:: Material shown ::
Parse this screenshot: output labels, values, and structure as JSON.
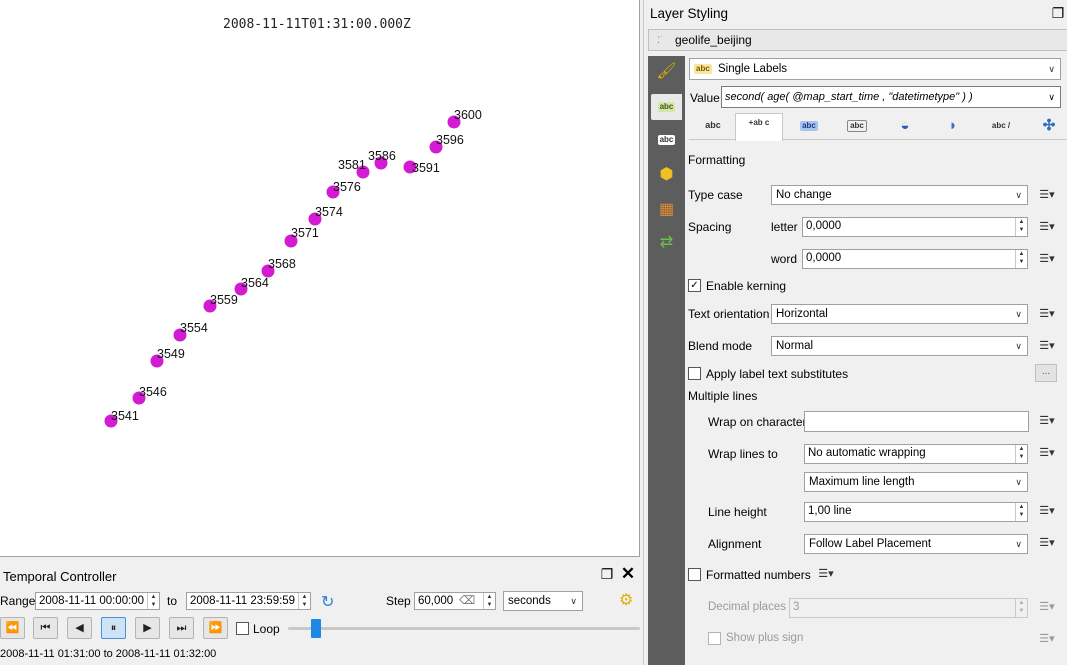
{
  "map": {
    "timestamp": "2008-11-11T01:31:00.000Z",
    "point_color": "#d21bd2",
    "points": [
      {
        "label": "3541"
      },
      {
        "label": "3546"
      },
      {
        "label": "3549"
      },
      {
        "label": "3554"
      },
      {
        "label": "3559"
      },
      {
        "label": "3564"
      },
      {
        "label": "3568"
      },
      {
        "label": "3571"
      },
      {
        "label": "3574"
      },
      {
        "label": "3576"
      },
      {
        "label": "3581"
      },
      {
        "label": "3586"
      },
      {
        "label": "3591"
      },
      {
        "label": "3596"
      },
      {
        "label": "3600"
      }
    ]
  },
  "temporal": {
    "title": "Temporal Controller",
    "range_label": "Range",
    "range_start": "2008-11-11 00:00:00",
    "to_label": "to",
    "range_end": "2008-11-11 23:59:59",
    "step_label": "Step",
    "step_value": "60,000",
    "step_unit": "seconds",
    "loop_label": "Loop",
    "playback_progress": 0.08,
    "status": "2008-11-11 01:31:00 to 2008-11-11 01:32:00",
    "accent_color": "#1e88e5"
  },
  "styling": {
    "title": "Layer Styling",
    "layer_name": "geolife_beijing",
    "renderer": "Single Labels",
    "value_label": "Value",
    "value_expression": "second( age( @map_start_time , \"datetimetype\" ) )",
    "tabs": [
      "abc",
      "+ab c",
      "abc",
      "abc",
      "shield",
      "shadow",
      "abc /",
      "move"
    ],
    "section_title": "Formatting",
    "type_case_label": "Type case",
    "type_case_value": "No change",
    "spacing_label": "Spacing",
    "letter_label": "letter",
    "letter_value": "0,0000",
    "word_label": "word",
    "word_value": "0,0000",
    "kerning_label": "Enable kerning",
    "kerning_checked": true,
    "orientation_label": "Text orientation",
    "orientation_value": "Horizontal",
    "blend_label": "Blend mode",
    "blend_value": "Normal",
    "substitutes_label": "Apply label text substitutes",
    "substitutes_button": "...",
    "multiline_label": "Multiple lines",
    "wrap_char_label": "Wrap on character",
    "wrap_char_value": "",
    "wrap_lines_label": "Wrap lines to",
    "wrap_lines_value": "No automatic wrapping",
    "wrap_mode_value": "Maximum line length",
    "line_height_label": "Line height",
    "line_height_value": "1,00 line",
    "alignment_label": "Alignment",
    "alignment_value": "Follow Label Placement",
    "formatted_numbers_label": "Formatted numbers",
    "decimal_places_label": "Decimal places",
    "decimal_places_value": "3",
    "plus_sign_label": "Show plus sign"
  }
}
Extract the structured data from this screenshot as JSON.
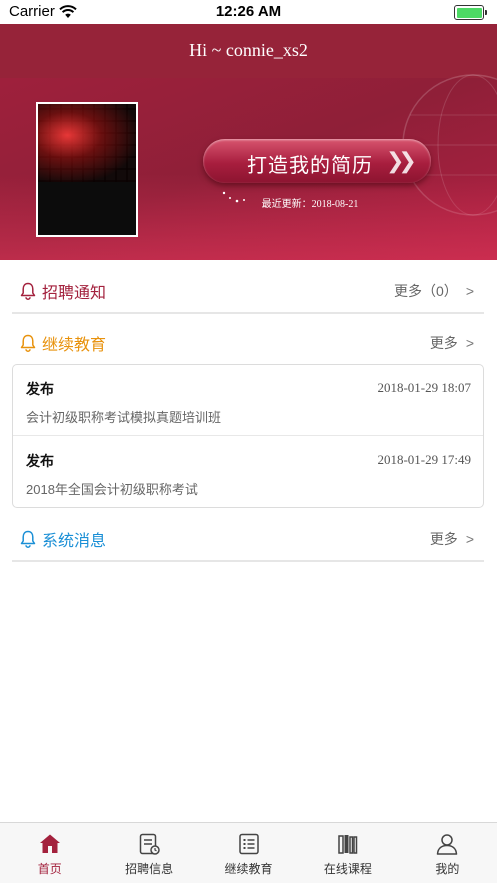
{
  "status_bar": {
    "carrier": "Carrier",
    "time": "12:26 AM",
    "battery_level": 1.0
  },
  "header": {
    "greeting": "Hi ~ connie_xs2",
    "resume_button": "打造我的简历",
    "last_updated": "最近更新：2018-08-21",
    "icons": [
      "wifi-icon",
      "battery-icon",
      "chevrons-right-icon"
    ]
  },
  "sections": {
    "recruitment": {
      "title": "招聘通知",
      "more": "更多（0）",
      "color": "#a3213d"
    },
    "education": {
      "title": "继续教育",
      "more": "更多",
      "color": "#e8920d",
      "items": [
        {
          "type": "发布",
          "date": "2018-01-29 18:07",
          "title": "会计初级职称考试模拟真题培训班"
        },
        {
          "type": "发布",
          "date": "2018-01-29 17:49",
          "title": "2018年全国会计初级职称考试"
        }
      ]
    },
    "system": {
      "title": "系统消息",
      "more": "更多",
      "color": "#1a8fd6"
    }
  },
  "tab_bar": {
    "active_index": 0,
    "active_color": "#a3213d",
    "tabs": [
      {
        "label": "首页",
        "icon": "home-icon"
      },
      {
        "label": "招聘信息",
        "icon": "document-clock-icon"
      },
      {
        "label": "继续教育",
        "icon": "list-icon"
      },
      {
        "label": "在线课程",
        "icon": "books-icon"
      },
      {
        "label": "我的",
        "icon": "user-icon"
      }
    ]
  }
}
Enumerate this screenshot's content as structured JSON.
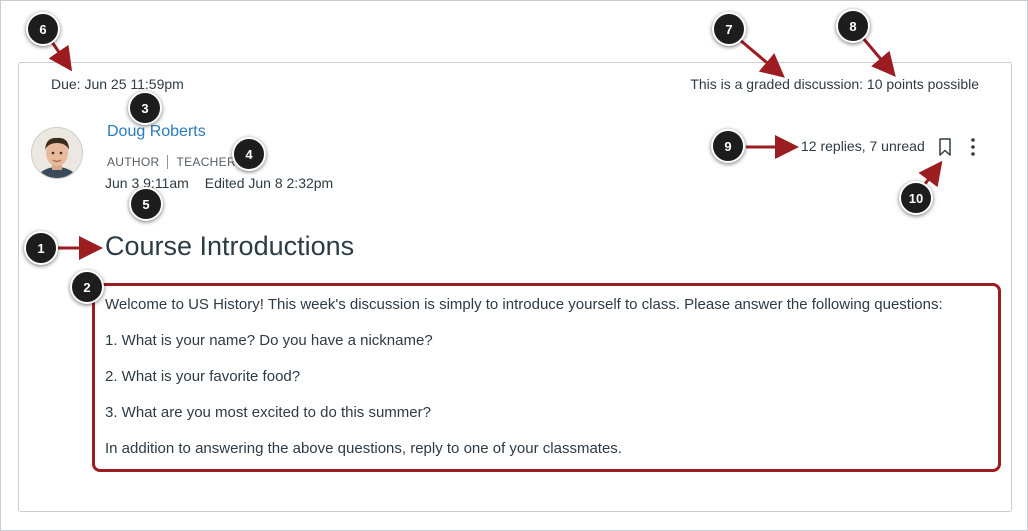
{
  "discussion": {
    "due": "Due: Jun 25 11:59pm",
    "graded_notice": "This is a graded discussion: 10 points possible",
    "author": {
      "name": "Doug Roberts",
      "role_author": "AUTHOR",
      "role_teacher": "TEACHER",
      "posted": "Jun 3 9:11am",
      "edited": "Edited Jun 8 2:32pm"
    },
    "replies_summary": "12 replies, 7 unread",
    "title": "Course Introductions",
    "message": [
      "Welcome to US History! This week's discussion is simply to introduce yourself to class. Please answer the following questions:",
      "1. What is your name? Do you have a nickname?",
      "2. What is your favorite food?",
      "3. What are you most excited to do this summer?",
      "In addition to answering the above questions, reply to one of your classmates."
    ]
  },
  "icons": {
    "bookmark": "bookmark-icon",
    "more": "kebab-menu-icon"
  },
  "callouts": [
    "1",
    "2",
    "3",
    "4",
    "5",
    "6",
    "7",
    "8",
    "9",
    "10"
  ],
  "colors": {
    "link": "#2b7abc",
    "text": "#2d3b45",
    "annotation": "#9b1c21",
    "callout_bg": "#1d1d1d"
  }
}
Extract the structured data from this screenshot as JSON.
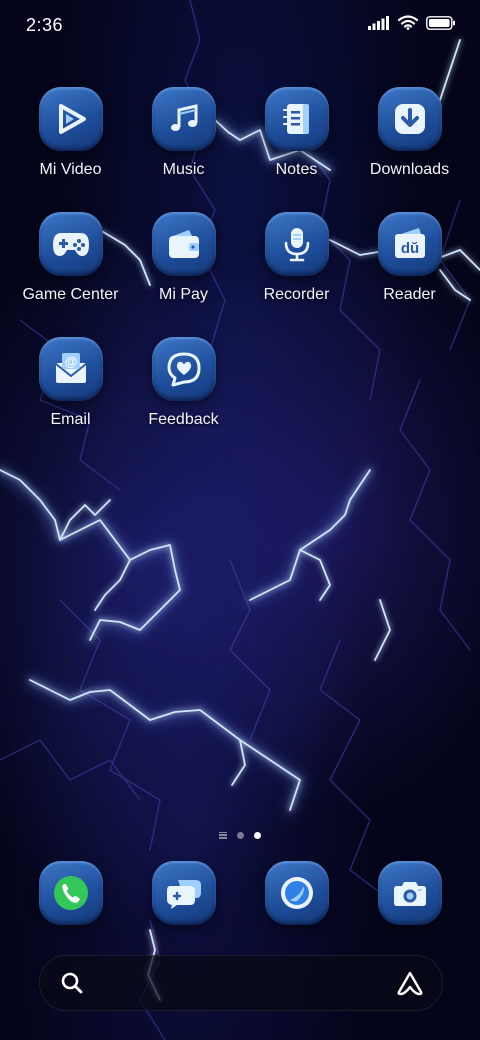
{
  "status_bar": {
    "time": "2:36",
    "icons": [
      "signal-icon",
      "wifi-icon",
      "battery-icon"
    ]
  },
  "apps": [
    {
      "label": "Mi Video",
      "icon": "play-icon"
    },
    {
      "label": "Music",
      "icon": "music-note-icon"
    },
    {
      "label": "Notes",
      "icon": "notepad-icon"
    },
    {
      "label": "Downloads",
      "icon": "download-arrow-icon"
    },
    {
      "label": "Game Center",
      "icon": "gamepad-icon"
    },
    {
      "label": "Mi Pay",
      "icon": "wallet-icon"
    },
    {
      "label": "Recorder",
      "icon": "microphone-icon"
    },
    {
      "label": "Reader",
      "icon": "reader-book-icon"
    },
    {
      "label": "Email",
      "icon": "envelope-at-icon"
    },
    {
      "label": "Feedback",
      "icon": "heart-bubble-icon"
    }
  ],
  "page_indicator": {
    "pages": 2,
    "current": 2
  },
  "dock": [
    {
      "app": "Phone",
      "icon": "phone-icon"
    },
    {
      "app": "Messages",
      "icon": "chat-bubbles-icon"
    },
    {
      "app": "Browser",
      "icon": "browser-circle-icon"
    },
    {
      "app": "Camera",
      "icon": "camera-icon"
    }
  ],
  "search_bar": {
    "icon": "search-icon",
    "assistant_icon": "assistant-icon"
  },
  "colors": {
    "icon_gradient_top": "#3f78c8",
    "icon_gradient_bottom": "#16397a",
    "phone_green": "#33c759",
    "wallpaper_base": "#04051a",
    "lightning": "#9fd4ff"
  }
}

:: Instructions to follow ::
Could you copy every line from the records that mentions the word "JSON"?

:: Result of the exercise ::
Parse this screenshot: output labels, values, and structure as JSON.
Extract the structured data from this screenshot as JSON.
Enumerate this screenshot's content as structured JSON.
Extract the structured data from this screenshot as JSON.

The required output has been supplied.